Lifestyle changes are the best way to prevent or delay the onset of type 2 diabetes.
To help prevent type 2 diabetes and its complications, people should:
- reach and keep a health body weight
- stay physically active with at least 30 minutes of moderate exercise each day
- eat a healthy diet and avoid sugar and saturated fat
- not smoke tobacco.
Diagnosis and treatment
Early diagnosis can be accomplished through relatively inexpensive testing of blood glucose. People with type 1 diabetes need insulin injections for survival.
One of the most important ways to treat diabetes is to keep a healthy lifestyle.
Some people with type 2 diabetes will need to take medicines to help manage their blood sugar levels. These can include insulin injections or other medicines. Some examples include:
- sodium-glucose co-transporters type 2 (SGLT-2) inhibitors.
Along with medicines to lower blood sugar, people with diabetes often need medications to lower their blood pressure and statins to reduce the risk of complications.
Additional medical care may be needed to treat the effects of diabetes:
- foot care to treat ulcers
- screening and treatment for kidney disease
- eye exams to screen for retinopathy (which causes blindness).
WHO aims to stimulate and support the adoption of effective measures for the surveillance, prevention and control of diabetes and its complications, particularly in low- and middle-income countries.
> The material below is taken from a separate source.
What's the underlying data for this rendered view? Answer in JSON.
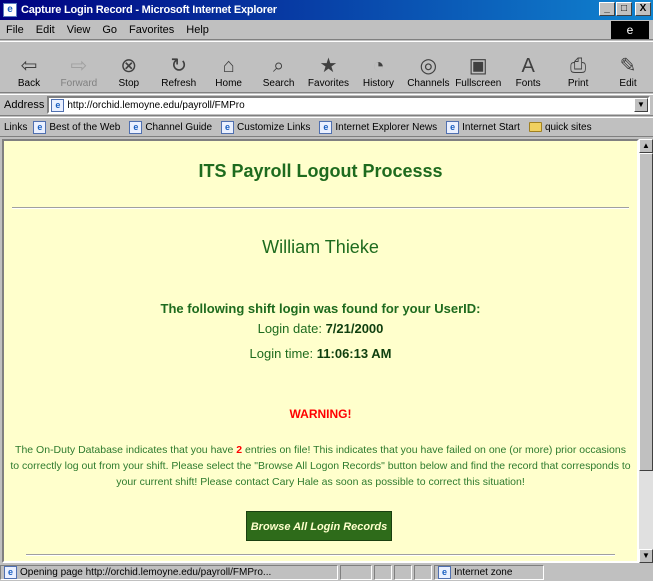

To this end, WHO:
- provides scientific guidelines for the prevention of major noncommunicable diseases including diabetes;
- develops norms and standards for diabetes diagnosis and care;
- builds awareness on the global epidemic of diabetes, marking World Diabetes Day (14 November); and
- conducts surveillance of diabetes and its risk factors.
In April 2021 WHO launched the Global Diabetes Compact, a global initiative aiming for sustained improvements in diabetes prevention and care, with a particular focus on supporting low- and middle-income countries.
In May 2021, the World Health Assembly agreed a Resolution on strengthening prevention and control of diabetes. In May 2022 the World Health Assembly endorsed five global diabetes coverage and treatment targets to be achieved by 2030.
1. Global Burden of Disease Collaborative Network. Global Burden of Disease Study 2019. Results. Institute for Health Metrics and Evaluation. 2020 (https://vizhub.healthdata.org/gbd-results/).
2. Diabetes mellitus, fasting blood glucose concentration, and risk of vascular disease: a collaborative meta-analysis of 102 prospective studies. Emerging Risk Factors Collaboration. Sarwar N, Gao P, Seshasai SR, Gobin R, Kaptoge S, Di Angelantonio et al. Lancet. 2010; 26;375:2215-2222.
3. Causes of blindness and vision impairment in 2020 and trends over 30 years, and prevalence of avoidable blindness in relation to VISION 2020: the Right to Sight: an analysis for the Global Burden of Disease Study GBD 2019 Blindness and Vision Impairment Collaborators* on behalf of the Vision Loss Expert Group of the Global Burden of Disease Study† Lancet Global Health 2021;9:e141-e160.
4. 2014 USRDS annual data report: Epidemiology of kidney disease in the United States.
United States Renal Data System. National Institutes of Health, National Institute of Diabetes and Digestive and Kidney Diseases, Bethesda, MD, 2014:188–210.